Hortegas makes a habit of reading to students out loud—she says even the fifth graders get excited about the practice—both to encourage the students in reading, but also to help them improve their imagination and help them hear good language that can make a way into their writing.

Of course Hortegas also teaches students the mechanics of a library and helps students find a personally meaningful book. “I make sure they know if they checked out a book they didn’t like they can come back and get something different,” she says. “If I don’t like something I get something different so I don’t force them to read (something they don’t like). It encourages kids to read on.”

Hortegas also tries to bring the best writing into the library, participating in two contests this year. In one, she reads 20 picture books to K-2 students selected by statewide librarians as part of the Children’s Book Choice Award. The students listen to them all and vote on their favorite. This year she added a second similar contest, the Towner Award for non-fiction books for grades 3-5.

“Hearing a well-written story that librarians thought were the cream of the crop allows me to bounce off those to do some library lessons,” she says.

When not bouncing between stories at Isom, Hortegas says she is still first and foremost a mom, even though her daughters are 17, 19, 21 and 23 years old. The two oldest each had a wedding this summer and the three oldest now live away from Whatcom County (her youngest is a junior at Lynden High School). But when not mothering, Hortegas stays involved in her church and gets her hands dirty in her garden.

“It is relaxing to pull weeds, to have some power over the weeds,” she jokes.
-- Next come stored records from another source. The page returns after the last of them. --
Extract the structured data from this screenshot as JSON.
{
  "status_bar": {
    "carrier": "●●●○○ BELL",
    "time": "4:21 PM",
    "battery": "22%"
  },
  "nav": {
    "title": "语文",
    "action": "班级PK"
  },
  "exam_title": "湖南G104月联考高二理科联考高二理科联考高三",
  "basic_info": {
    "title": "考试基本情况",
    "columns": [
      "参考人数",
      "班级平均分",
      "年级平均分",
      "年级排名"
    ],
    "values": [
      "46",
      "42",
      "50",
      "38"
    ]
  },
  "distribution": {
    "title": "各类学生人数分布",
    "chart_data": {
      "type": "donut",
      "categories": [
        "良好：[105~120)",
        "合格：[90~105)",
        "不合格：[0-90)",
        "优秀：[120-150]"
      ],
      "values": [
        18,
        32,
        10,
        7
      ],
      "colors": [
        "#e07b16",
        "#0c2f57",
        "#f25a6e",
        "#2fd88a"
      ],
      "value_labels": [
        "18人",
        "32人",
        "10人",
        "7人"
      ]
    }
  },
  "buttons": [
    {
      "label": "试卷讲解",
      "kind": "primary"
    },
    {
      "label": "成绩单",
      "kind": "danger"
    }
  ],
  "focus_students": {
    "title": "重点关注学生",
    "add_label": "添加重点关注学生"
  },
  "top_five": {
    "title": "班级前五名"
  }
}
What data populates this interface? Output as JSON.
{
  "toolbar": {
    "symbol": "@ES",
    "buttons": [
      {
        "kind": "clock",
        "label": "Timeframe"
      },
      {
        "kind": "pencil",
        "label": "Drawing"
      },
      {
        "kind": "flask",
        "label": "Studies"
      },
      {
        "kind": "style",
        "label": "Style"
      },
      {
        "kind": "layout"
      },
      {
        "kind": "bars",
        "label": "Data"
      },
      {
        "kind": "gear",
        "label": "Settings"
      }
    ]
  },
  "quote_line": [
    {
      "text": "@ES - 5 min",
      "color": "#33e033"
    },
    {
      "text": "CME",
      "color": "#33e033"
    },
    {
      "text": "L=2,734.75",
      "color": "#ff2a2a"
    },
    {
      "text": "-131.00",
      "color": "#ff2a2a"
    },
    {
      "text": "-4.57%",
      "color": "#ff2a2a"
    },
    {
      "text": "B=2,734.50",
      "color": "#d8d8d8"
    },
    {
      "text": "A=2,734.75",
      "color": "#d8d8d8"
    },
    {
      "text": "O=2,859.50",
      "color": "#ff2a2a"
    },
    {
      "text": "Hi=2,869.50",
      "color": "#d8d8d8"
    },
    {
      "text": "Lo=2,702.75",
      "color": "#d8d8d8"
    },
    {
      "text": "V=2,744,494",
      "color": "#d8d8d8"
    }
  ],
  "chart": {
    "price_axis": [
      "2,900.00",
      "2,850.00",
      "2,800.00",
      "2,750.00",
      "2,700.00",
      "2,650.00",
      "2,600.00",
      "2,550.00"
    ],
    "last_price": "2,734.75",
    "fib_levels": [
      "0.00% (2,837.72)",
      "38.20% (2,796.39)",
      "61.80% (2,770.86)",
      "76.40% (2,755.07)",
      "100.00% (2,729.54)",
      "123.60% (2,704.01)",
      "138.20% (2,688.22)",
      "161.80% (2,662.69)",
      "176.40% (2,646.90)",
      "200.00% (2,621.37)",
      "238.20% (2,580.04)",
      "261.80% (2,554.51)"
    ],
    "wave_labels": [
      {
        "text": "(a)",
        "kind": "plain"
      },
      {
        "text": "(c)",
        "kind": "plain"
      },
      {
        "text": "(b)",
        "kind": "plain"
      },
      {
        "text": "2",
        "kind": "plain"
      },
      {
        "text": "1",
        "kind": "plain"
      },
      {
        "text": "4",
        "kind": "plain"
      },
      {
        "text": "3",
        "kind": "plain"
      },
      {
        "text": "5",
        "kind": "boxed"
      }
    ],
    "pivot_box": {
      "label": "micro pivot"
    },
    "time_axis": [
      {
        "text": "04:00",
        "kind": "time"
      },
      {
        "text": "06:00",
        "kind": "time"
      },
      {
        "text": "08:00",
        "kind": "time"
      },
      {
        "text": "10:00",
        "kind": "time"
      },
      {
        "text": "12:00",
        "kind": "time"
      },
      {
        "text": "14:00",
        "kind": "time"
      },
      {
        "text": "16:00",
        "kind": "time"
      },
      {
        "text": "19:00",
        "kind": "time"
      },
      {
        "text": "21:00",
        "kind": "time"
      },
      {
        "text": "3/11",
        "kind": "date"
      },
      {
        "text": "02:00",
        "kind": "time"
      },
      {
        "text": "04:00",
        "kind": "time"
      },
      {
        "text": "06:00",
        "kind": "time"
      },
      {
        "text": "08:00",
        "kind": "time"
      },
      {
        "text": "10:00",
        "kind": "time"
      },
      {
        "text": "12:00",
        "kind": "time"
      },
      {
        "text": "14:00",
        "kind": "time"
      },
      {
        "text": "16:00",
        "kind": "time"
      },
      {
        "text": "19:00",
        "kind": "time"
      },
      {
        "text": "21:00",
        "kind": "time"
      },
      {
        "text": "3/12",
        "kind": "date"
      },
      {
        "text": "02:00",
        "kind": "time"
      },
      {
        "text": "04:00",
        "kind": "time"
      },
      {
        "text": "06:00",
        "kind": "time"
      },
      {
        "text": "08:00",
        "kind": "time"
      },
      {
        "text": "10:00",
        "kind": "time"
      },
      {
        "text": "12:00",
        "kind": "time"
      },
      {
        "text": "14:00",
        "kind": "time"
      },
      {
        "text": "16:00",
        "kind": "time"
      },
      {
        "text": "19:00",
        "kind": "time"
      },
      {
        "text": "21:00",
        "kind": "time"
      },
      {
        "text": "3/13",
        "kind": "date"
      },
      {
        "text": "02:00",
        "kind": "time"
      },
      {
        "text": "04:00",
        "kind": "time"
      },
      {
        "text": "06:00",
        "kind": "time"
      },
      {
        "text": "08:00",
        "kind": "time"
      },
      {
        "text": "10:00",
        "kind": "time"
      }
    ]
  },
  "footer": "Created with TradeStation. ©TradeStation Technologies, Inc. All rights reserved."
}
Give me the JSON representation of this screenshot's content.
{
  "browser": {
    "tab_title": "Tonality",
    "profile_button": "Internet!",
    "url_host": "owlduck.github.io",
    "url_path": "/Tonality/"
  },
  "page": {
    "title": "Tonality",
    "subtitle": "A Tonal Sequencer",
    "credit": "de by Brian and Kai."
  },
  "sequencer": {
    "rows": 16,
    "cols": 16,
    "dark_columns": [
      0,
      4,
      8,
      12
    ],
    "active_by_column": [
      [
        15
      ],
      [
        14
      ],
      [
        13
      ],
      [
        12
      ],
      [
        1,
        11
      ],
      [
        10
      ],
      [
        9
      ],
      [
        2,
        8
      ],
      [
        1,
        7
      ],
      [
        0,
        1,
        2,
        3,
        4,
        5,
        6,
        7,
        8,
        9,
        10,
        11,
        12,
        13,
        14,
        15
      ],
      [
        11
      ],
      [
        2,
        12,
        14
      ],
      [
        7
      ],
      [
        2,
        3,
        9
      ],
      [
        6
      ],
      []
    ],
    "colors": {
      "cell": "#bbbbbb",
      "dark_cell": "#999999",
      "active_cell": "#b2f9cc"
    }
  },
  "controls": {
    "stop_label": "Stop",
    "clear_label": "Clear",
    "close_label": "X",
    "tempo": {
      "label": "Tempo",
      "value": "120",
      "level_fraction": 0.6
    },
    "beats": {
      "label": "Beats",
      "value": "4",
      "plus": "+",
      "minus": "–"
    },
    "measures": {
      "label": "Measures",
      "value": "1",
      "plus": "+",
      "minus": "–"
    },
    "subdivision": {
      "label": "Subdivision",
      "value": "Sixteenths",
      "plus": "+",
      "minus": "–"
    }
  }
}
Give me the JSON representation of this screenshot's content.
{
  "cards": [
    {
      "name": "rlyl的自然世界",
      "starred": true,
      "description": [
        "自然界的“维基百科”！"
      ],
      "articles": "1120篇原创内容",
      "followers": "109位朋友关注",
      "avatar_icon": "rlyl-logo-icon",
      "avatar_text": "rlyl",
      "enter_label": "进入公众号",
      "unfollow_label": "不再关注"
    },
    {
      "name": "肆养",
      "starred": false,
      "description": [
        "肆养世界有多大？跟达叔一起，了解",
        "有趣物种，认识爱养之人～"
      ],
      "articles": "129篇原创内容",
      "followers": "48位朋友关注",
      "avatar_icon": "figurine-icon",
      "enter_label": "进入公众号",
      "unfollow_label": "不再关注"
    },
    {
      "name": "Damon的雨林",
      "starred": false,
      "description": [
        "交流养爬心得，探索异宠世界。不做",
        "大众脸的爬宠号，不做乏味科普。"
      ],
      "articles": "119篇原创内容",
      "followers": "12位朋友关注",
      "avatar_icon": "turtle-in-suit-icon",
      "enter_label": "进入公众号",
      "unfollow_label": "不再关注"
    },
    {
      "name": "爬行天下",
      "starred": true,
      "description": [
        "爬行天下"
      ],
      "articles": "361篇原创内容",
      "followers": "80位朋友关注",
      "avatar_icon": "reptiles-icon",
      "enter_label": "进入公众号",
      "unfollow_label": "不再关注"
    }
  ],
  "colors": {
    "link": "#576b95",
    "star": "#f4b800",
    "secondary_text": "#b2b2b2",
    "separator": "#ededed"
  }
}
Whether planting, transplanting, growing vegetables or choosing the right flowers, Hortegas enjoys all things gardening, even if Steve and Lori also plan to up their quotient of explorative day trips.

Just like Lori explores flowers and the countryside, she encourages Isom students to explore their imagination through reading.